Kathie Atencio (303) 312-6803,

Release Date: 5/18/2000
Contact Information:
Mary Ahlstrom (303) 312-6626,

Release Date: 5/18/2000
Contact Information:
Rich Lathrop (303) 312-6780
DENVER– One hundred local residents may be on their

way to new environmental careers thanks to a $200,000

grant from the U.S. Environmental Protection Agency's

"Brownfields" program announced today.

The National Association of Black Environmentalists (NABE) will recruit mostly low-income and minority residents from Park Hill, Globeville, Swansea/Elyria, Clayton, Cole and the Five Points neighborhoods for the two-year program.

Participants will study:
heavy metals and asbestos abatement.
hazardous materials management and chemistry.
pollution and waste minimization.
assessing sites for real estate purposes.
communicating about hazards.
handling industrial spills.
the latest cleanup technologies.

Trainees will also receive the 40-hour health and safety course of the Occupational Safety and Health Administration, a basic requirement for almost any job on a hazardous waste site.

NABE hopes to place at least 75 of the graduates in well paying jobs and provide them with additional career support for up to five years after the training is completed.

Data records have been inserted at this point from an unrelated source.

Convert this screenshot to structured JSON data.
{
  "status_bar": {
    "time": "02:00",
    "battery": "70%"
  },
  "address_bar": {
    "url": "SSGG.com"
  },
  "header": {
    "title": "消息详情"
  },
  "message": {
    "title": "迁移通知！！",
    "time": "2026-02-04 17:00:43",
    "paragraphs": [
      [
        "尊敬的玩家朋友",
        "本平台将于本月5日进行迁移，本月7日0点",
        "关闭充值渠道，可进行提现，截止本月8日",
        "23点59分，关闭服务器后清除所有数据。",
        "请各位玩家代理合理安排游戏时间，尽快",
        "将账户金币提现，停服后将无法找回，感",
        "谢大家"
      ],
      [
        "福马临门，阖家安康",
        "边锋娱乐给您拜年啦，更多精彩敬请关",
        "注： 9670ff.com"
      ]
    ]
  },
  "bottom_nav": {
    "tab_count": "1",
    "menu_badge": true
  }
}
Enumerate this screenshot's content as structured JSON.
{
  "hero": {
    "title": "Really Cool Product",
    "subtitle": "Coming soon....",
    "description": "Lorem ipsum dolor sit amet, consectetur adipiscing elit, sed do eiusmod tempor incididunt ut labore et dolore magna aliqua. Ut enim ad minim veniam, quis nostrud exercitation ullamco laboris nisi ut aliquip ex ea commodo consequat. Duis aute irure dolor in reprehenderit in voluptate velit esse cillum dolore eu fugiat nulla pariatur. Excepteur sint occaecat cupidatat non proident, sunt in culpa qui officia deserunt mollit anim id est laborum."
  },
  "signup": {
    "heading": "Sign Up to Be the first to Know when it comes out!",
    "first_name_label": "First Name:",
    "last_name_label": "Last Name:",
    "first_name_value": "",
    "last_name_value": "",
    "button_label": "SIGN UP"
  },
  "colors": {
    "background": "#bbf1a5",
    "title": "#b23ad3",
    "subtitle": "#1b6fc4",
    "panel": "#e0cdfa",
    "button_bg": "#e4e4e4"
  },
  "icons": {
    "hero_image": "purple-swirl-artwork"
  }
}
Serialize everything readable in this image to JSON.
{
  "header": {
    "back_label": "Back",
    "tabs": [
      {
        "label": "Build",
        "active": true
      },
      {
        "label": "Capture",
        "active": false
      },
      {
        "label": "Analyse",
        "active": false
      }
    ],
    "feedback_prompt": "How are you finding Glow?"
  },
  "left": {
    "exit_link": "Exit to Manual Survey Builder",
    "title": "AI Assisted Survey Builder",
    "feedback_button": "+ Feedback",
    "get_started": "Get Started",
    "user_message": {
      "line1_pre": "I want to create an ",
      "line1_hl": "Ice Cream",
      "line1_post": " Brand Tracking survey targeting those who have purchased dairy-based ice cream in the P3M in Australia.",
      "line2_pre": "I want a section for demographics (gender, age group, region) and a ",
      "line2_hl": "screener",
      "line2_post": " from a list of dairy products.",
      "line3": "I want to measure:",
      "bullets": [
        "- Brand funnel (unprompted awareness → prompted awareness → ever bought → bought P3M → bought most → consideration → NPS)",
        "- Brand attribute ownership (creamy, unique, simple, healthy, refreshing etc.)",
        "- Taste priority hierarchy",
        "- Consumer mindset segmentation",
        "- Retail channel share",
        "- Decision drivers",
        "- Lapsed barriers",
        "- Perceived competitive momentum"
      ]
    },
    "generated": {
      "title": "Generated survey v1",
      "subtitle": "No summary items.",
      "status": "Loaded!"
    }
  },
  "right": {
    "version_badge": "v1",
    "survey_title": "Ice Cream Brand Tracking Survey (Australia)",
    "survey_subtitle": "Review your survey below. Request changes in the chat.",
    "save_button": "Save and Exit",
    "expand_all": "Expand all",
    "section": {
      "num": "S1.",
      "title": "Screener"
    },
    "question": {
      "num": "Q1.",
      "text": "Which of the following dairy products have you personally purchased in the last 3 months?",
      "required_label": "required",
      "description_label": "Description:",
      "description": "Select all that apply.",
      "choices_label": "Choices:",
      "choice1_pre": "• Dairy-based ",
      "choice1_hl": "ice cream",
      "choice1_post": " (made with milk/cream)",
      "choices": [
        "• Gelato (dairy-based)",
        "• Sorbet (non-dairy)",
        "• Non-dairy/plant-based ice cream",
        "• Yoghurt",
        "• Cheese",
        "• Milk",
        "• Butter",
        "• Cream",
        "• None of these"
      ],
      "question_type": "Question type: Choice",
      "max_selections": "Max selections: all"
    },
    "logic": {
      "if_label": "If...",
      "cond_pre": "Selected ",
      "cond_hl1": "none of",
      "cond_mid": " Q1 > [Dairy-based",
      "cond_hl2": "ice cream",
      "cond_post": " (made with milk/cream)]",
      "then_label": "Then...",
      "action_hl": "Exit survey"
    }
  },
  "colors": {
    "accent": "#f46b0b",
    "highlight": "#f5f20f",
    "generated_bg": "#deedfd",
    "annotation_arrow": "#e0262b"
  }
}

The Denver grant is one of 16 such “pilots” approved today with a total value of $ 2.8 million. Since 1998, 37 job training grants totaling $7 million have been issued nationally. Formal cooperative agreements for the projects are still to be worked out.

Brownfields grants are part of the nation's Superfund Program which drives cleanups of hazardous waste sites. Brownfields are idled, abandoned or under-used industrial or business sites where redevelopment is complicated by possible contamination. Fears of liability and cleanup costs often thwart reuse plans. Development then goes elsewhere, leaving parcels behind to slide into blight.

Many industrial areas have enough real or perceived contamination to discourage investment but not enough risk to make it onto the national list for priority cleanup. That's where Brownfields comes in. EPA grants help communities assess tainted properties and even create loan funds to help pay for cleanups. The grants have helped more than 300 communities leverage nearly $1.9 billion for cleanup and redevelopment, creating 6,000 jobs in the process. The job training aspect has only been available since 1998.

Local organizations supporting this training program include: The Mayor's Office of Employment and Training, Front Range Community College, University of Colorado, Colorado School of Mines, Urban League of Metro Denver, Northeast Park Hill Environmental Oversight Board and several environmental engineering firms.

"Many of these trainees come from areas that have more than their share of pollution. It makes sense that they should now benefit from the cleanups, many of which may occur in their own neighborhoods," said Max Dodson who directs Superfund programs in six states from EPA's Regional Office in Denver.

"Environmental cleanup is a large industry," Dodson says, "and it requires a well-trained workforce. This program can help meet part of that need."

Other contacts for this story:
Madeline Williams, NABE (720) 962-5620